Reproduce every record below exactly, with the pictures left out.

Items from a data source:
● ● ●

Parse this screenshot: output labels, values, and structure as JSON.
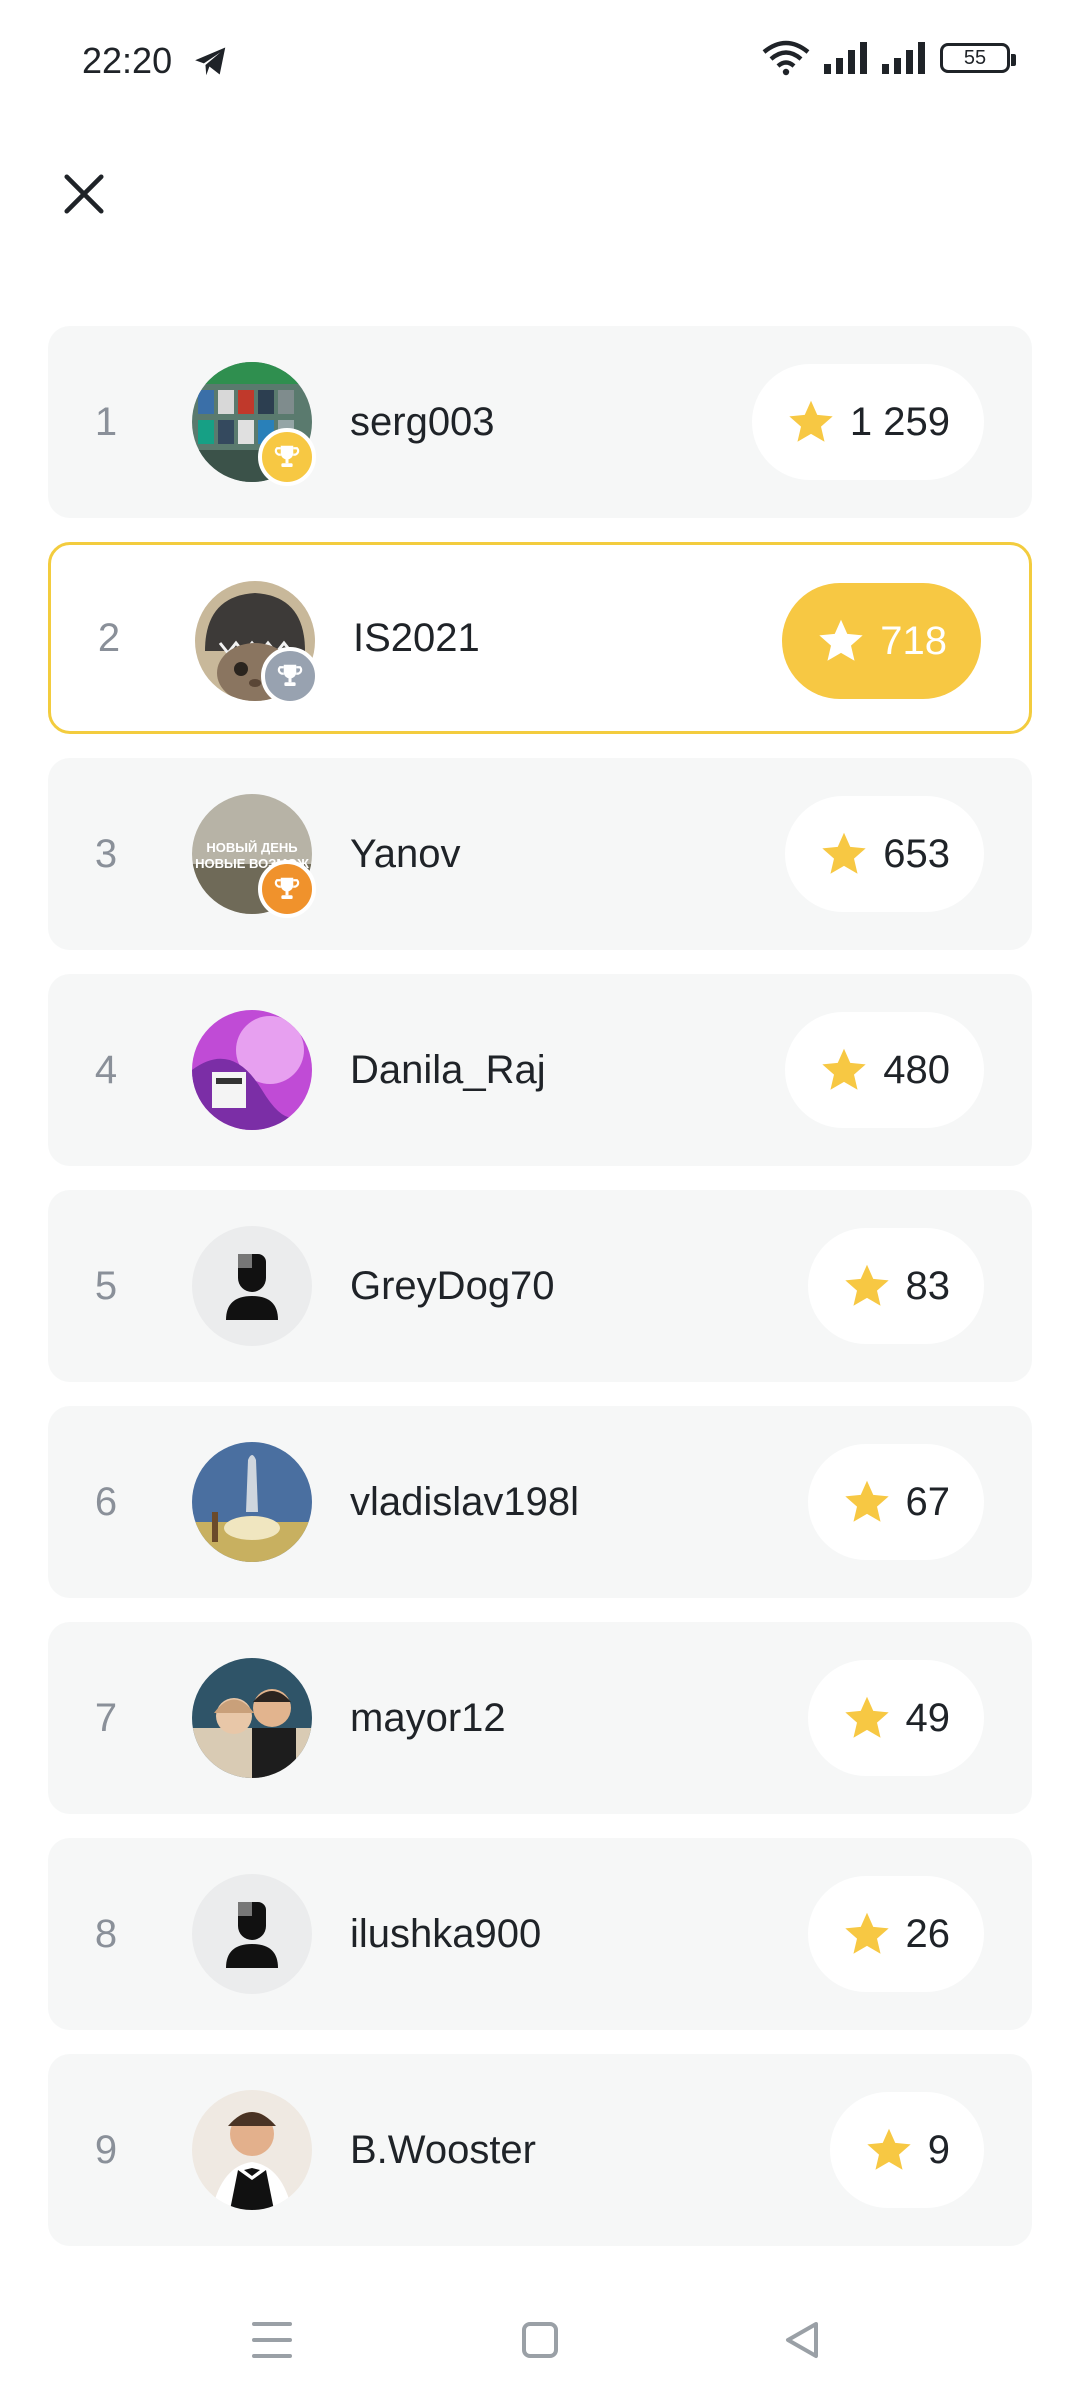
{
  "status_bar": {
    "time": "22:20",
    "battery": "55"
  },
  "leaderboard": [
    {
      "rank": "1",
      "name": "serg003",
      "score": "1 259",
      "badge": "gold",
      "avatar": "photo-shelves",
      "current": false
    },
    {
      "rank": "2",
      "name": "IS2021",
      "score": "718",
      "badge": "silver",
      "avatar": "photo-cat-hat",
      "current": true
    },
    {
      "rank": "3",
      "name": "Yanov",
      "score": "653",
      "badge": "bronze",
      "avatar": "photo-sky-text",
      "current": false
    },
    {
      "rank": "4",
      "name": "Danila_Raj",
      "score": "480",
      "badge": "none",
      "avatar": "photo-purple-art",
      "current": false
    },
    {
      "rank": "5",
      "name": "GreyDog70",
      "score": "83",
      "badge": "none",
      "avatar": "default-user",
      "current": false
    },
    {
      "rank": "6",
      "name": "vladislav198l",
      "score": "67",
      "badge": "none",
      "avatar": "photo-rocket",
      "current": false
    },
    {
      "rank": "7",
      "name": "mayor12",
      "score": "49",
      "badge": "none",
      "avatar": "photo-couple",
      "current": false
    },
    {
      "rank": "8",
      "name": "ilushka900",
      "score": "26",
      "badge": "none",
      "avatar": "default-user",
      "current": false
    },
    {
      "rank": "9",
      "name": "B.Wooster",
      "score": "9",
      "badge": "none",
      "avatar": "photo-man-suit",
      "current": false
    }
  ],
  "colors": {
    "accent": "#f7c843",
    "gold": "#f7c843",
    "silver": "#98a2b0",
    "bronze": "#f0922c",
    "row_bg": "#f6f7f7"
  },
  "icons": {
    "close": "close-icon",
    "star": "star-icon",
    "trophy": "trophy-icon",
    "menu": "menu-icon",
    "home": "home-icon",
    "back": "back-icon"
  }
}
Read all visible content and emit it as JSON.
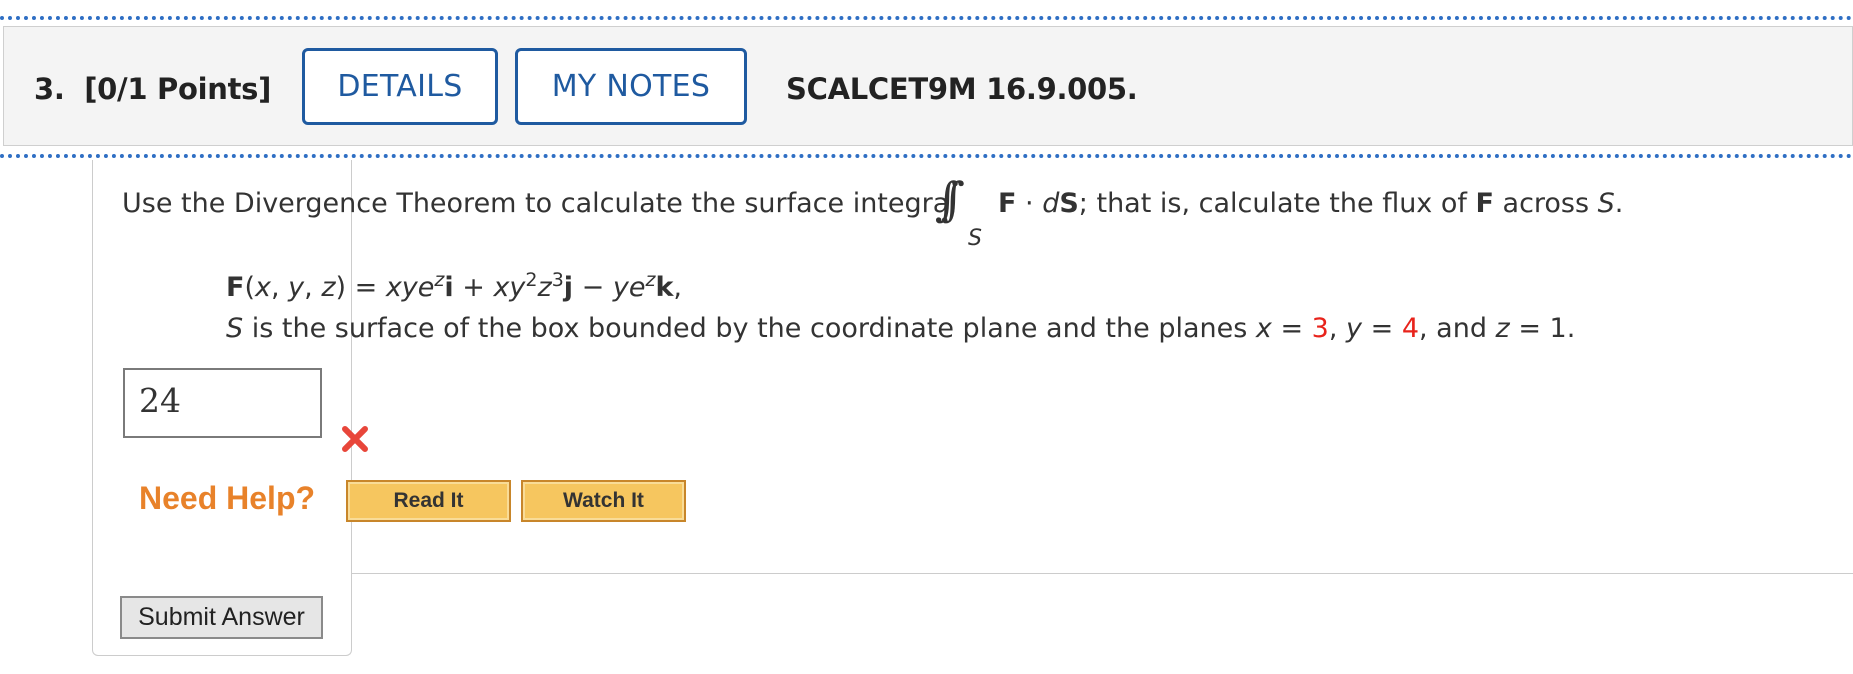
{
  "header": {
    "question_number": "3.",
    "points": "[0/1 Points]",
    "details_label": "DETAILS",
    "my_notes_label": "MY NOTES",
    "assignment_code": "SCALCET9M 16.9.005."
  },
  "question": {
    "intro": "Use the Divergence Theorem to calculate the surface integral",
    "integral_symbol": "∫∫",
    "integral_subscript": "S",
    "after_integral_F": "F",
    "after_integral_dot": " · ",
    "after_integral_dS_d": "d",
    "after_integral_dS_S": "S",
    "after_integral_rest_1": "; that is, calculate the flux of ",
    "after_integral_F2": "F",
    "after_integral_rest_2": " across ",
    "after_integral_S": "S",
    "after_integral_end": ".",
    "field_label": "F",
    "surface_S": "S",
    "surface_text": " is the surface of the box bounded by the coordinate plane and the planes ",
    "x_val": "3",
    "y_val": "4",
    "z_val": "1"
  },
  "answer": {
    "value": "24",
    "status": "incorrect"
  },
  "help": {
    "need_help_label": "Need Help?",
    "read_it_label": "Read It",
    "watch_it_label": "Watch It"
  },
  "submit": {
    "label": "Submit Answer"
  },
  "colors": {
    "accent_blue": "#1f5aa0",
    "error_red": "#e8231b",
    "help_orange": "#e8822a",
    "help_button": "#f6c65f"
  }
}
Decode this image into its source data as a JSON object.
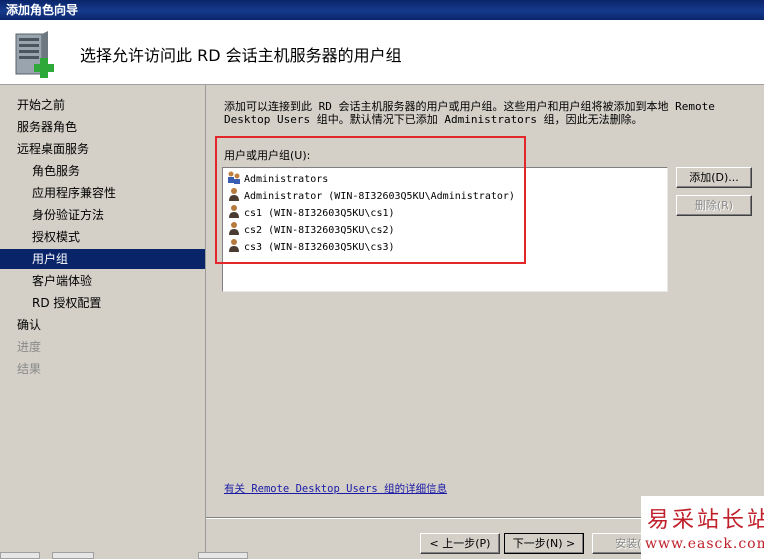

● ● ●

**Reply:**
Parse this screenshot: output labels, values, and structure as JSON.
{
  "status_bar": {
    "time": "22:20",
    "battery": "55"
  },
  "leaderboard": [
    {
      "rank": "1",
      "name": "serg003",
      "score": "1 259",
      "badge": "gold",
      "avatar": "photo-shelves",
      "current": false
    },
    {
      "rank": "2",
      "name": "IS2021",
      "score": "718",
      "badge": "silver",
      "avatar": "photo-cat-hat",
      "current": true
    },
    {
      "rank": "3",
      "name": "Yanov",
      "score": "653",
      "badge": "bronze",
      "avatar": "photo-sky-text",
      "current": false
    },
    {
      "rank": "4",
      "name": "Danila_Raj",
      "score": "480",
      "badge": "none",
      "avatar": "photo-purple-art",
      "current": false
    },
    {
      "rank": "5",
      "name": "GreyDog70",
      "score": "83",
      "badge": "none",
      "avatar": "default-user",
      "current": false
    },
    {
      "rank": "6",
      "name": "vladislav198l",
      "score": "67",
      "badge": "none",
      "avatar": "photo-rocket",
      "current": false
    },
    {
      "rank": "7",
      "name": "mayor12",
      "score": "49",
      "badge": "none",
      "avatar": "photo-couple",
      "current": false
    },
    {
      "rank": "8",
      "name": "ilushka900",
      "score": "26",
      "badge": "none",
      "avatar": "default-user",
      "current": false
    },
    {
      "rank": "9",
      "name": "B.Wooster",
      "score": "9",
      "badge": "none",
      "avatar": "photo-man-suit",
      "current": false
    }
  ],
  "colors": {
    "accent": "#f7c843",
    "gold": "#f7c843",
    "silver": "#98a2b0",
    "bronze": "#f0922c",
    "row_bg": "#f6f7f7"
  },
  "icons": {
    "close": "close-icon",
    "star": "star-icon",
    "trophy": "trophy-icon",
    "menu": "menu-icon",
    "home": "home-icon",
    "back": "back-icon"
  }
}
Read all visible content and emit it as JSON.
{
  "header": {
    "question_number": "3.",
    "points": "[0/1 Points]",
    "details_label": "DETAILS",
    "my_notes_label": "MY NOTES",
    "assignment_code": "SCALCET9M 16.9.005."
  },
  "question": {
    "intro": "Use the Divergence Theorem to calculate the surface integral",
    "integral_symbol": "∫∫",
    "integral_subscript": "S",
    "after_integral_F": "F",
    "after_integral_dot": " · ",
    "after_integral_dS_d": "d",
    "after_integral_dS_S": "S",
    "after_integral_rest_1": "; that is, calculate the flux of ",
    "after_integral_F2": "F",
    "after_integral_rest_2": " across ",
    "after_integral_S": "S",
    "after_integral_end": ".",
    "field_label": "F",
    "surface_S": "S",
    "surface_text": " is the surface of the box bounded by the coordinate plane and the planes ",
    "x_val": "3",
    "y_val": "4",
    "z_val": "1"
  },
  "answer": {
    "value": "24",
    "status": "incorrect"
  },
  "help": {
    "need_help_label": "Need Help?",
    "read_it_label": "Read It",
    "watch_it_label": "Watch It"
  },
  "submit": {
    "label": "Submit Answer"
  },
  "colors": {
    "accent_blue": "#1f5aa0",
    "error_red": "#e8231b",
    "help_orange": "#e8822a",
    "help_button": "#f6c65f"
  }
}
Decode this image into its source data as a JSON object.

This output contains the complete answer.